Restricted access

“Such a Poor Finish”

Illegitimacy, Murder, and War Veterans in England, 1918-1923

Ginger S. Frost

women’s memoirs, that the number of rapes and sexual assaults increased, but the evidence does not support this assertion. In fact, most criminal statistics showed a steady downturn. Common assaults halved between 1925 and 1939; a similar decline

Restricted access

Pierre Makhlouf

seekers (particularly when numbers of claimants increased under the Conservatives in the early 1990s [32,300 in 1992 compared to 19,500 in 2015 3 ]) and ‘foreign national criminals’ – particularly since 1,023 were released under the Labour government in

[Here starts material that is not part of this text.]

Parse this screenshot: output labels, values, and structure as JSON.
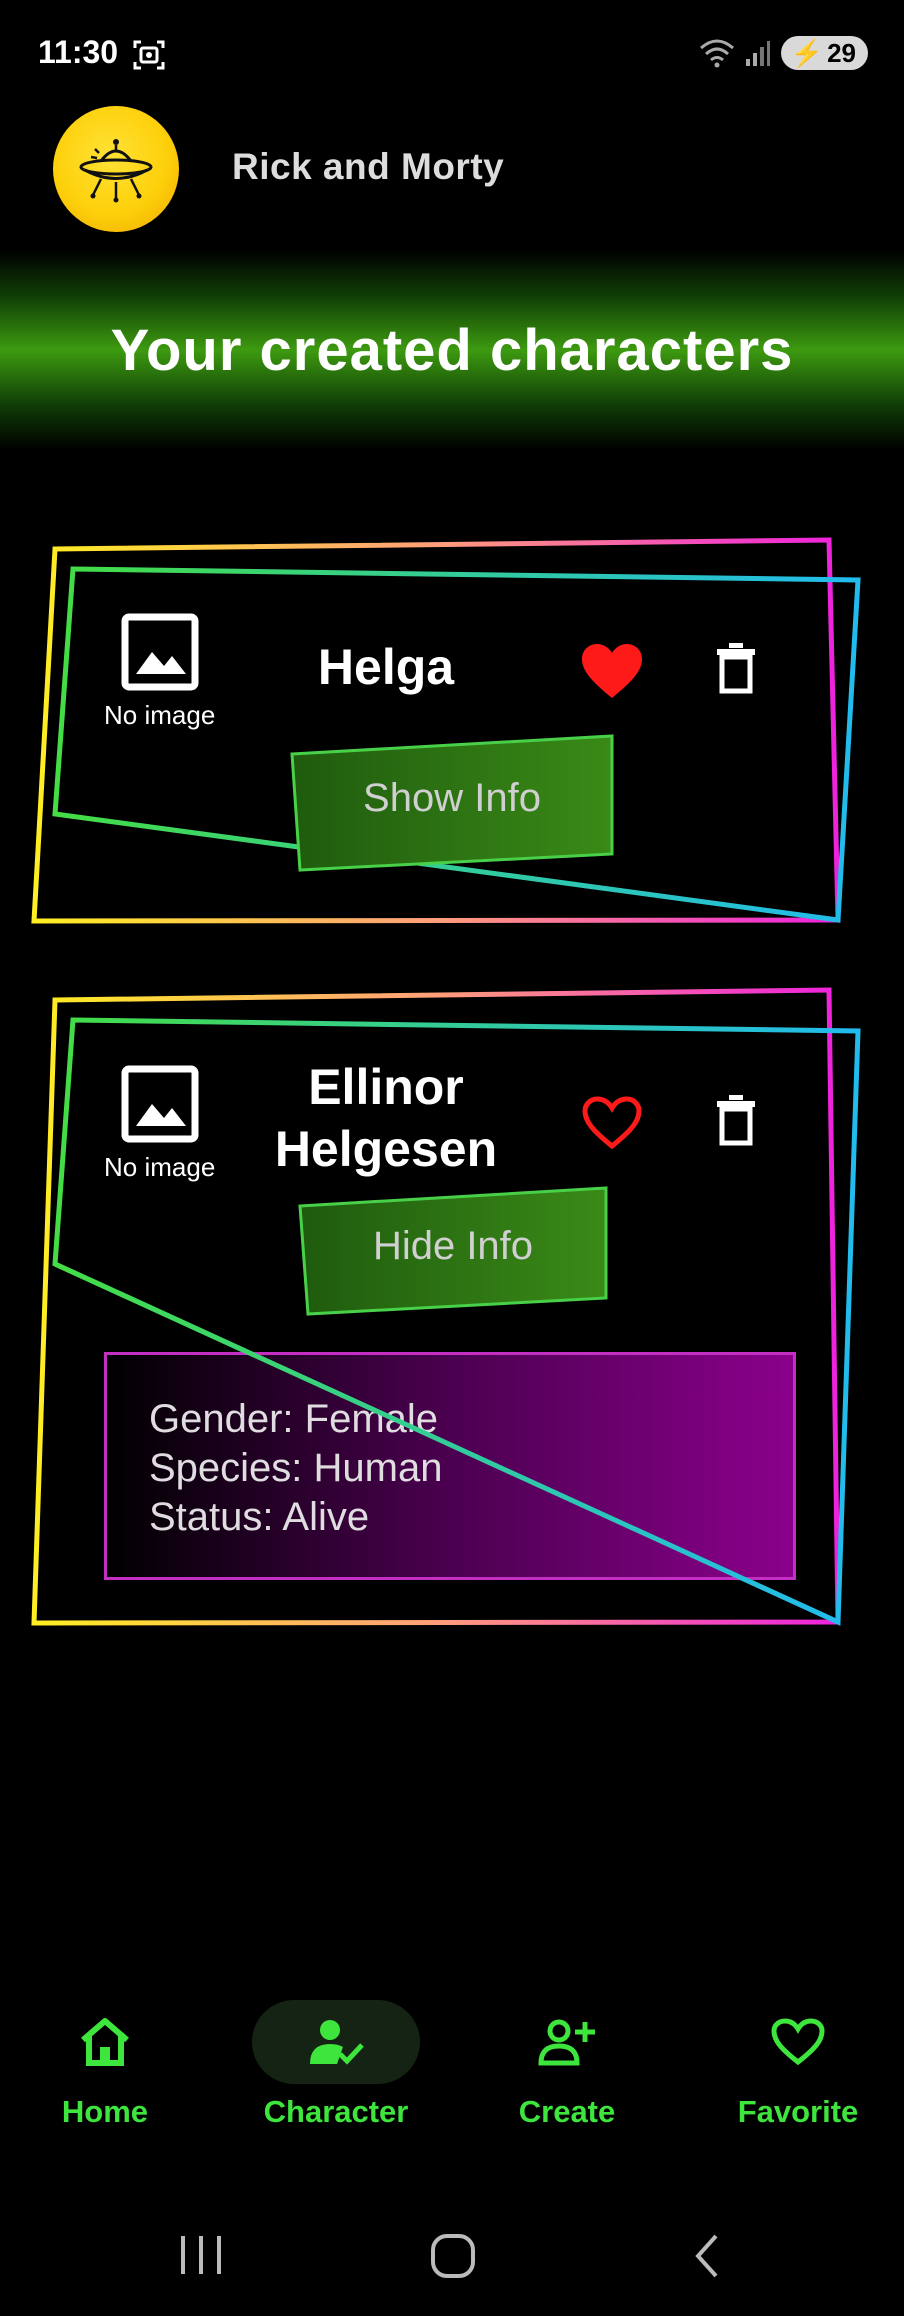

Restricted access

The Complexity of History

Russia and Steven Pinker’s Thesis

Nancy Shields Kollmann

analyzed the practice of criminal law in early modern Russia from the sixteenth through the eighteenth centuries with the problem of violence as a main concern. 3 Violence was on my mind for two reasons: since the sixteenth century (and reiterated in Cold

Restricted access

The Brothel Phone Number

Infrastructures of Transnational Pimping in Eastern Romania

Trine Mygind Korsby

my informants struggle to get by in everyday life; their dreams of hitting the big jackpot abroad usually remain dreams. Despite the fact that most of my informants also engage in other criminal activities, such as credit card fraud, scams and theft

Open access

Looking for the child soldier

The judicial investigation in the case of Thomas Lubanga Dyilo

Milena Jakšić

media, humanitarian organisations and, more recently, international criminal courts. The dominant image conveyed in these arenas is that of child victims – vulnerable, passive figures forcibly recruited into armed groups to serve as bodyguards, cooks and

Open access

Active learning in criminal justice

The benefits of student investigation of wrongful convictions in a higher education setting

Jill Dealey

through, and about, research and inquiry … such curricular experience should and can be mainstreamed … through a research-active curriculum’ (2009: 3). An area of work that can provide valuable research and inquiry opportunities for students of criminal

Restricted access

Cosmopolitanism and the Need for Transnational Criminal Justice

The Case of the International Criminal Court

Patrick Hayden

Writing in the aftermath of Adolf Eichmann’s dramatic prosecution in 1961 for his role in the Nazi genocide, Hannah Arendt suggested that the ‘need for a [permanent] international criminal court was imperative’ (Arendt 1963: 270). For Arendt, Eichmann’s trial in Jerusalem symbolized the unfortunate triumph of national interests over the demands of universal justice. In Arendt’s analysis, the Eichmann trial was flawed for a number of reasons, most notably because the Israeli government rejected the possibility of establishing an international criminal tribunal, claiming for itself the competence and jurisdiction for trying Eichmann. In the end, Arendt notes, the failure of the Israeli court consisted of the fact that it represented ‘one nation only’ and misunderstood Eichmann’s crimes as being inherently against the Jewish people rather than against humanity itself, that is, ‘against the human status’ (Arendt 1963: 268-270). As the subsequent occurrence of genocide, ethnic cleansing, and war crimes in countries as diverse as Cambodia, Rwanda, the former Yugoslavia, and East Timor starkly testifies, the relevance of a permanent international criminal court to contemporary world politics and international relations is undiminished more than 40 years after the Eichmann trial.